### PROVIDED RECORDS:
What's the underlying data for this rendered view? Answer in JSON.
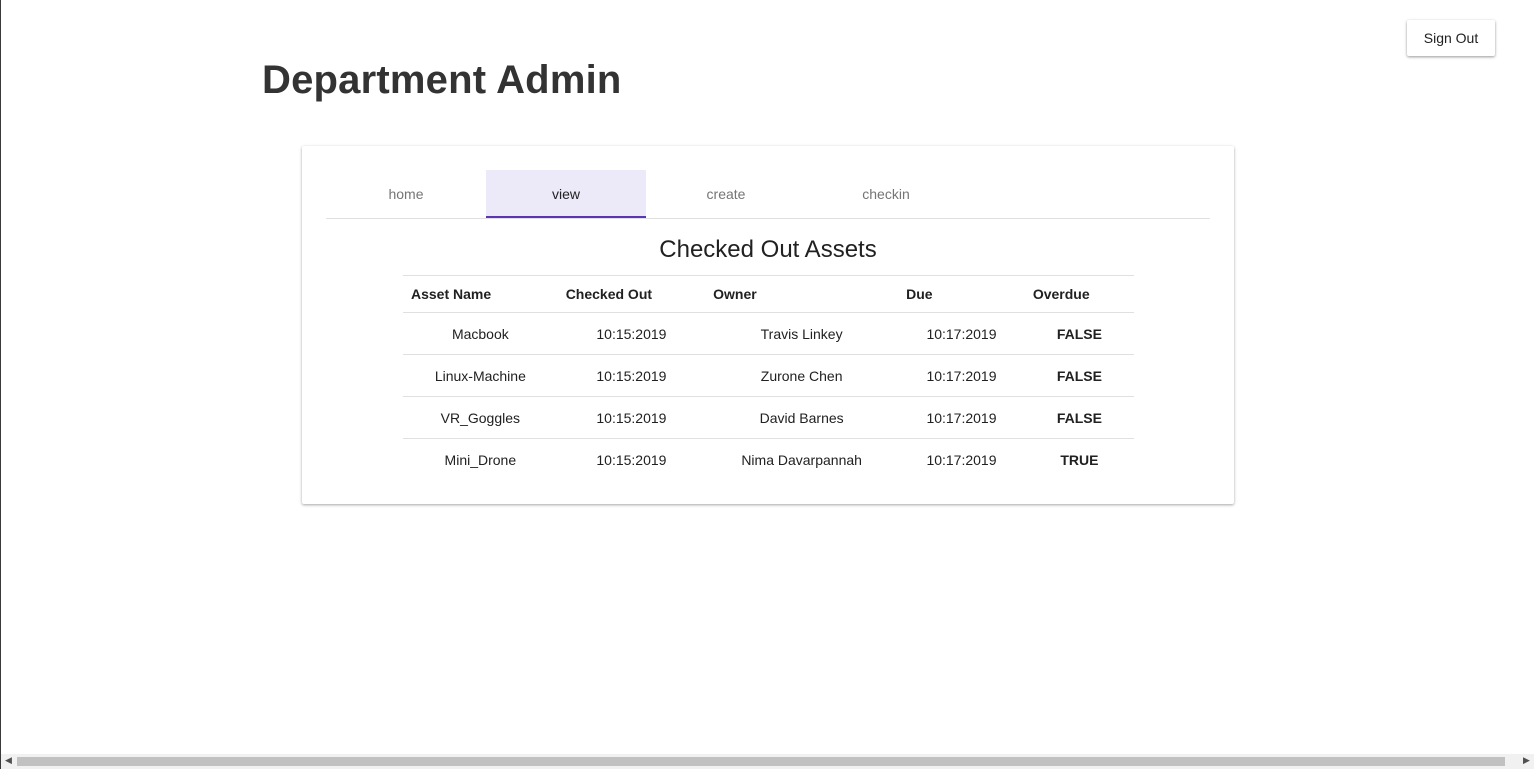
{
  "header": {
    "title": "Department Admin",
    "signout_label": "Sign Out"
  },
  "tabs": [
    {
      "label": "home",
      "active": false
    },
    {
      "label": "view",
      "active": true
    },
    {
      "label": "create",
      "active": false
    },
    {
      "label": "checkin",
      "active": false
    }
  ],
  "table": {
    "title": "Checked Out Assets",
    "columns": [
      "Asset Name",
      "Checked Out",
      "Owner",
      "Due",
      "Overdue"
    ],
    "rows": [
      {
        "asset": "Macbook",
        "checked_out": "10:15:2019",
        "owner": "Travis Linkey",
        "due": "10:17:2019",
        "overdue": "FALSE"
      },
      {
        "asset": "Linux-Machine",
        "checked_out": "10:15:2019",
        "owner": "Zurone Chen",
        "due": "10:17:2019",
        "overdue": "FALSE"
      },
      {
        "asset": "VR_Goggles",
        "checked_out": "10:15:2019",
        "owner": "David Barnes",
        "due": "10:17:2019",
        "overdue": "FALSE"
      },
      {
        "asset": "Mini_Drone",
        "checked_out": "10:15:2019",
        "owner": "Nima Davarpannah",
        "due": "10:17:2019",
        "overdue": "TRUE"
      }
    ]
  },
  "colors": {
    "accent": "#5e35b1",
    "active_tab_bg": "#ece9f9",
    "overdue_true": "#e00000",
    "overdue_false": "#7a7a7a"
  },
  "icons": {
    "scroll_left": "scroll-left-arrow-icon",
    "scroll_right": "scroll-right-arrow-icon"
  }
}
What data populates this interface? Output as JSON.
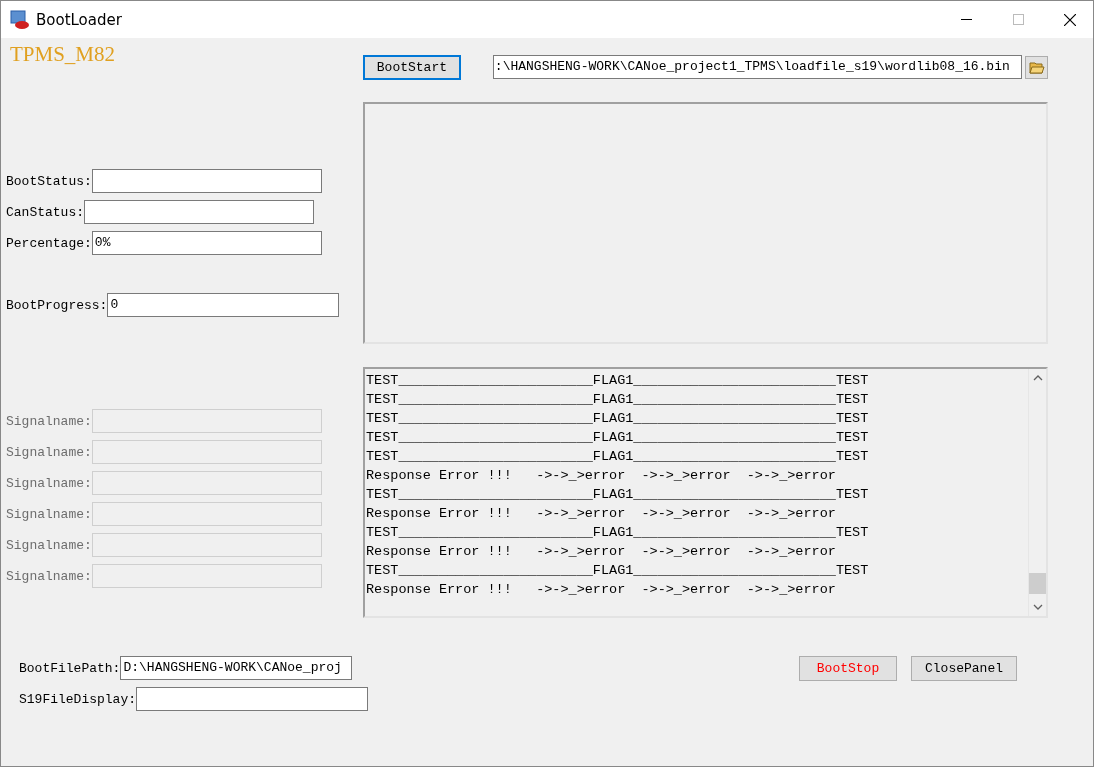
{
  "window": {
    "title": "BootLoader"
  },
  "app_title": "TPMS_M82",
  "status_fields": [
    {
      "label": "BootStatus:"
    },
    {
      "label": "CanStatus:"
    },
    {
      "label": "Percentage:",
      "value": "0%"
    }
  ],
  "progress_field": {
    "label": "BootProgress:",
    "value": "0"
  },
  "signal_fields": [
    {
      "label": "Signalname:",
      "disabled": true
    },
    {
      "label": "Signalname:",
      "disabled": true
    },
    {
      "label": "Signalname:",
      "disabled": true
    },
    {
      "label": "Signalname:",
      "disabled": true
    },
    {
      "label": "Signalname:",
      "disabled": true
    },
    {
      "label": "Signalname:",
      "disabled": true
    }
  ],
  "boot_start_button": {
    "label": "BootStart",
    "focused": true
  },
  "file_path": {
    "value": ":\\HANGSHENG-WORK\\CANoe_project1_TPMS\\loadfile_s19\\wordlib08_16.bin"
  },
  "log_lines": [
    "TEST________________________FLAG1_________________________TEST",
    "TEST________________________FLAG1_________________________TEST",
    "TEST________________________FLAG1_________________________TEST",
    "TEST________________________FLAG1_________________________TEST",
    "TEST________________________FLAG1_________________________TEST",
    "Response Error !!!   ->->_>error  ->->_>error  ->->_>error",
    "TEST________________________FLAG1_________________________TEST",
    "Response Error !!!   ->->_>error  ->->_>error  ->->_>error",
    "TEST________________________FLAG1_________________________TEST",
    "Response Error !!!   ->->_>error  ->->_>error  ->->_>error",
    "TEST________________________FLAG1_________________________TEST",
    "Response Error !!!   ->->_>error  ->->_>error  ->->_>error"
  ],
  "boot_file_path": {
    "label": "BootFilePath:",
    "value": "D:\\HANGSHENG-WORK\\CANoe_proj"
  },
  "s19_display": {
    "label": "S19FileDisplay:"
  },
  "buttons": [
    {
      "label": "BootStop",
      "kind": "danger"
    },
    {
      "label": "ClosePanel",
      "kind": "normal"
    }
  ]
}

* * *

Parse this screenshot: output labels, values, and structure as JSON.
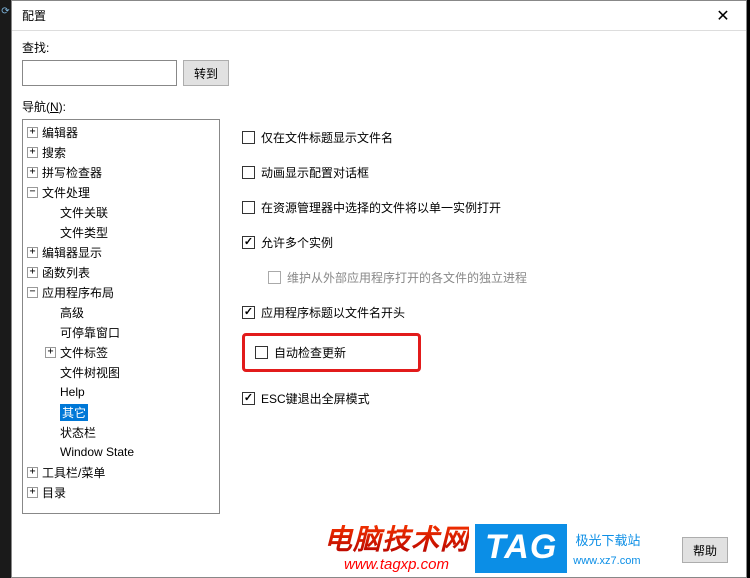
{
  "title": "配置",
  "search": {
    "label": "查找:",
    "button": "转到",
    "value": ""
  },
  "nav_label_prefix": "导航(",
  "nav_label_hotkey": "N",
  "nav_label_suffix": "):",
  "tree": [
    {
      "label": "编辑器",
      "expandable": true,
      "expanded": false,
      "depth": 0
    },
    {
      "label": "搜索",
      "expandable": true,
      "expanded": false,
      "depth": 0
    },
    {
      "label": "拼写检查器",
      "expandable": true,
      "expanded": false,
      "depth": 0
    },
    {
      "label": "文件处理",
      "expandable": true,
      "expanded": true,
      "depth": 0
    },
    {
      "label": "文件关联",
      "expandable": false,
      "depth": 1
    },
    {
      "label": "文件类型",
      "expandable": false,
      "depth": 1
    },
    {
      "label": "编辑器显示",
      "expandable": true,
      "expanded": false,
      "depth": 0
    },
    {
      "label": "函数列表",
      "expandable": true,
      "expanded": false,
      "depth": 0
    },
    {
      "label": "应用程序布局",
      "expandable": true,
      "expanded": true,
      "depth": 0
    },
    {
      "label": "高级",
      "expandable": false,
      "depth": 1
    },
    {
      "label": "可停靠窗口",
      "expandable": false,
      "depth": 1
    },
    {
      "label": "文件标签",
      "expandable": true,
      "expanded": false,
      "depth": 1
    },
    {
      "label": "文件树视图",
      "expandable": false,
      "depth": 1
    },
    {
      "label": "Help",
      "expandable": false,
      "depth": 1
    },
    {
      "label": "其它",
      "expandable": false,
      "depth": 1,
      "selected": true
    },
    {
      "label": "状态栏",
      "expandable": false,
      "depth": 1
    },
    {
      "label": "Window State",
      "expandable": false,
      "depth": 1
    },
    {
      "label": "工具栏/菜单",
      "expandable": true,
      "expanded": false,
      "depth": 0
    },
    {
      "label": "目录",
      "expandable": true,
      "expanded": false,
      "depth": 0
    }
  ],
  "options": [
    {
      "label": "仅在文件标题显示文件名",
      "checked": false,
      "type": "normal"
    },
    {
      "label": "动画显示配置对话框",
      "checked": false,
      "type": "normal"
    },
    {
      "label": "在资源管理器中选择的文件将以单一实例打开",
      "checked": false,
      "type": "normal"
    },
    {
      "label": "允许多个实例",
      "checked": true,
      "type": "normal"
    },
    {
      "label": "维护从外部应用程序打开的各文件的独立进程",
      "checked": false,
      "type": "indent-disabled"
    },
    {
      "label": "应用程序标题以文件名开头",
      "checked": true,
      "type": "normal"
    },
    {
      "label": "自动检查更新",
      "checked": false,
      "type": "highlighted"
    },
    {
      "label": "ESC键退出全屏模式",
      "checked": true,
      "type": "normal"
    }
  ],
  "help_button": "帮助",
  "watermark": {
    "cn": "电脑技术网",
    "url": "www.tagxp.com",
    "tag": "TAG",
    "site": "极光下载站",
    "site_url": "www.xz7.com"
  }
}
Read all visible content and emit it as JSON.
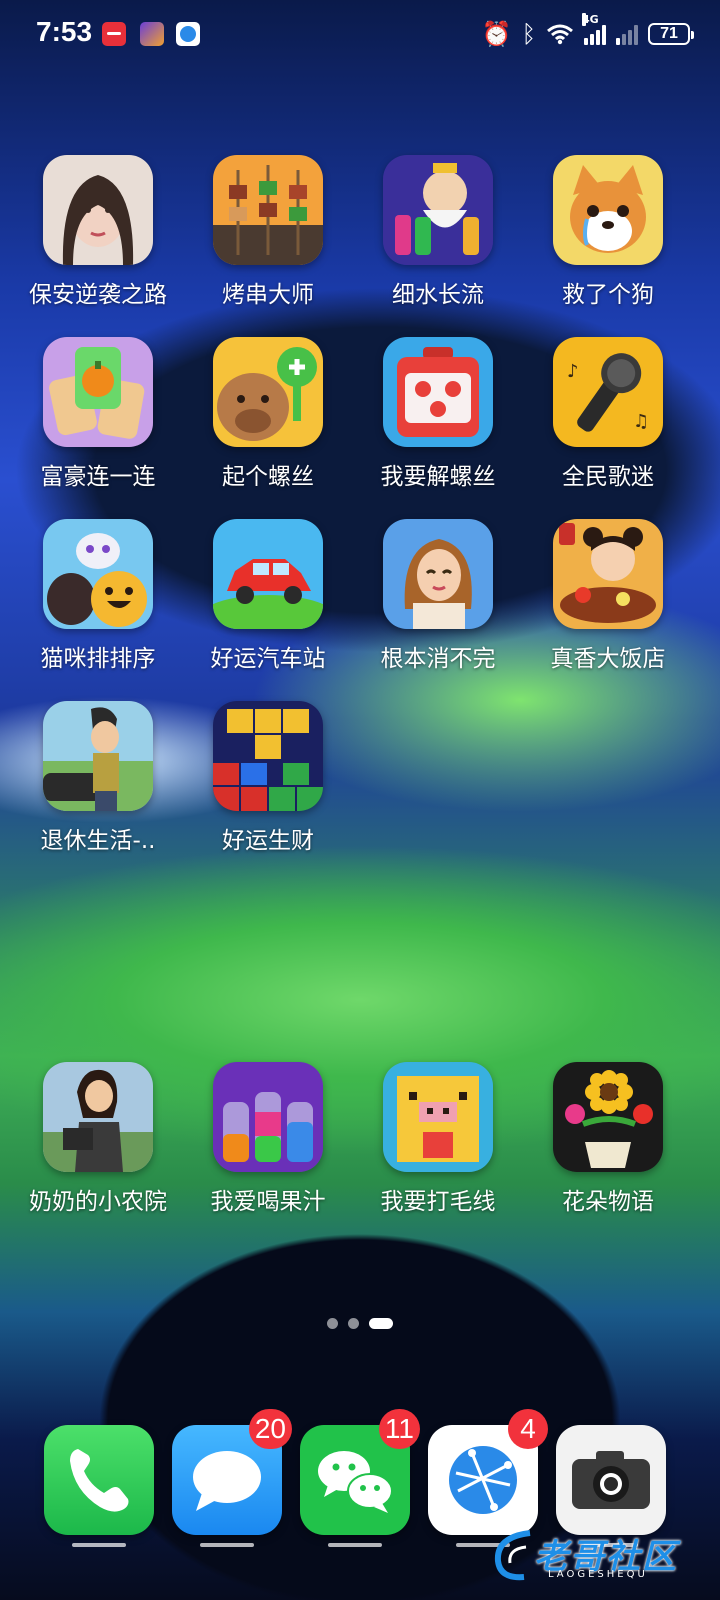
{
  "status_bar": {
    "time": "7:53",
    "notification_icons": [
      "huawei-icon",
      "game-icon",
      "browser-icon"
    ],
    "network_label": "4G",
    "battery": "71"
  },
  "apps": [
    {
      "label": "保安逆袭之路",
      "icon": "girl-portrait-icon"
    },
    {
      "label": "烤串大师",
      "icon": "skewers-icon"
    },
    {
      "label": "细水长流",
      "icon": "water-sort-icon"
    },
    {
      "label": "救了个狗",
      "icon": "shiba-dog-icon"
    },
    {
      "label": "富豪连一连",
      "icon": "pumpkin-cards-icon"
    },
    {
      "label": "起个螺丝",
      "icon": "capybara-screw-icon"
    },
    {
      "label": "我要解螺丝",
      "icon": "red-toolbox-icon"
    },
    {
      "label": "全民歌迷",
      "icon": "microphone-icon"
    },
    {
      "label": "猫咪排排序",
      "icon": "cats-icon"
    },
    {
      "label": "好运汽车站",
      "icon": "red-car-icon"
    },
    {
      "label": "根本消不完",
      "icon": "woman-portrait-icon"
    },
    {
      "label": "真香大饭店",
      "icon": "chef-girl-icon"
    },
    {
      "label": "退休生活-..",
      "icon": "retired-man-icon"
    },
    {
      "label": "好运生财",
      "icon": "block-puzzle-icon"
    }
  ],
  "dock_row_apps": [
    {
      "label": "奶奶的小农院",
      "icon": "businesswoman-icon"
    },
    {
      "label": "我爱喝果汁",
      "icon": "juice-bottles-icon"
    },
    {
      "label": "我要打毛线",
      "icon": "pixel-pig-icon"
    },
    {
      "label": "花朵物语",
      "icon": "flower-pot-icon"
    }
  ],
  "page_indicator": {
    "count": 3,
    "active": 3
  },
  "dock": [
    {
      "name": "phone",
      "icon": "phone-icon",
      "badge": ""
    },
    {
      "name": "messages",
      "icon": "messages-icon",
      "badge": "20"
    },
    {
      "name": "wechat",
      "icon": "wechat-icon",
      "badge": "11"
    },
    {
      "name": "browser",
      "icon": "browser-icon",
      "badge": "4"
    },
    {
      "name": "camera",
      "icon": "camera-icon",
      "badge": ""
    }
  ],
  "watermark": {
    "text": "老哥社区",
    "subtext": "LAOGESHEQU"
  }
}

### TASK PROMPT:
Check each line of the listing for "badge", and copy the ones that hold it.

### TASK SOLUTION:
      "badge": ""
      "badge": "20"
      "badge": "11"
      "badge": "4"
      "badge": ""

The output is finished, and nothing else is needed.